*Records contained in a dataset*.
-- -- --

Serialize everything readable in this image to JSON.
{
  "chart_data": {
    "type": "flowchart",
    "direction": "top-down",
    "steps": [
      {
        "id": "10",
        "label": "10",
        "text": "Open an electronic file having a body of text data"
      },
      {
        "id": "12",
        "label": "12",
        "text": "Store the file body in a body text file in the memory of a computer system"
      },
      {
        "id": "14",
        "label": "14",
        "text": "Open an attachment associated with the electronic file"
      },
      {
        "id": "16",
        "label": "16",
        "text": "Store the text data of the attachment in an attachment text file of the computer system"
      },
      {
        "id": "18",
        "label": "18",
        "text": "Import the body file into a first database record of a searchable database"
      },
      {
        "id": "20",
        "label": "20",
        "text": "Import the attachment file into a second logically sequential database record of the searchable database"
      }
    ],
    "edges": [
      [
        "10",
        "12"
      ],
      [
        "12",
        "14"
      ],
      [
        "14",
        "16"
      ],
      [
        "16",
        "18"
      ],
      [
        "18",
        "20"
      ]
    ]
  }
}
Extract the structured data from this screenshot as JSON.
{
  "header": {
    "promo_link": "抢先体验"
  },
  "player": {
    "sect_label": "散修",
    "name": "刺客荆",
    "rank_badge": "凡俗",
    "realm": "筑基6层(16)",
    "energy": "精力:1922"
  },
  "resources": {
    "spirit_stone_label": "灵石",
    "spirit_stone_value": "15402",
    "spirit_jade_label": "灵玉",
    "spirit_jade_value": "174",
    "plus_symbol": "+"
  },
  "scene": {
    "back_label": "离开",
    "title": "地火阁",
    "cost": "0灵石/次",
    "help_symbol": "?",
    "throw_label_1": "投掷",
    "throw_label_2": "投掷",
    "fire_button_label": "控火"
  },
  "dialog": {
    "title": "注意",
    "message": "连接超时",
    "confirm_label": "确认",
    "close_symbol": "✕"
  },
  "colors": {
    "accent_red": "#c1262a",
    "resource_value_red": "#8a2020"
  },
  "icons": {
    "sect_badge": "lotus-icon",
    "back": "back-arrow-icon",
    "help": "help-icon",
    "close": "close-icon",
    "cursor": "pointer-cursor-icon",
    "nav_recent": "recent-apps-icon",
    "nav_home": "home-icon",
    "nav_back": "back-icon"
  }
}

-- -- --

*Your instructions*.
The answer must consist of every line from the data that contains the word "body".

*Problem solution*.
        "text": "Open an electronic file having a body of text data"
        "text": "Store the file body in a body text file in the memory of a computer system"
        "text": "Import the body file into a first database record of a searchable database"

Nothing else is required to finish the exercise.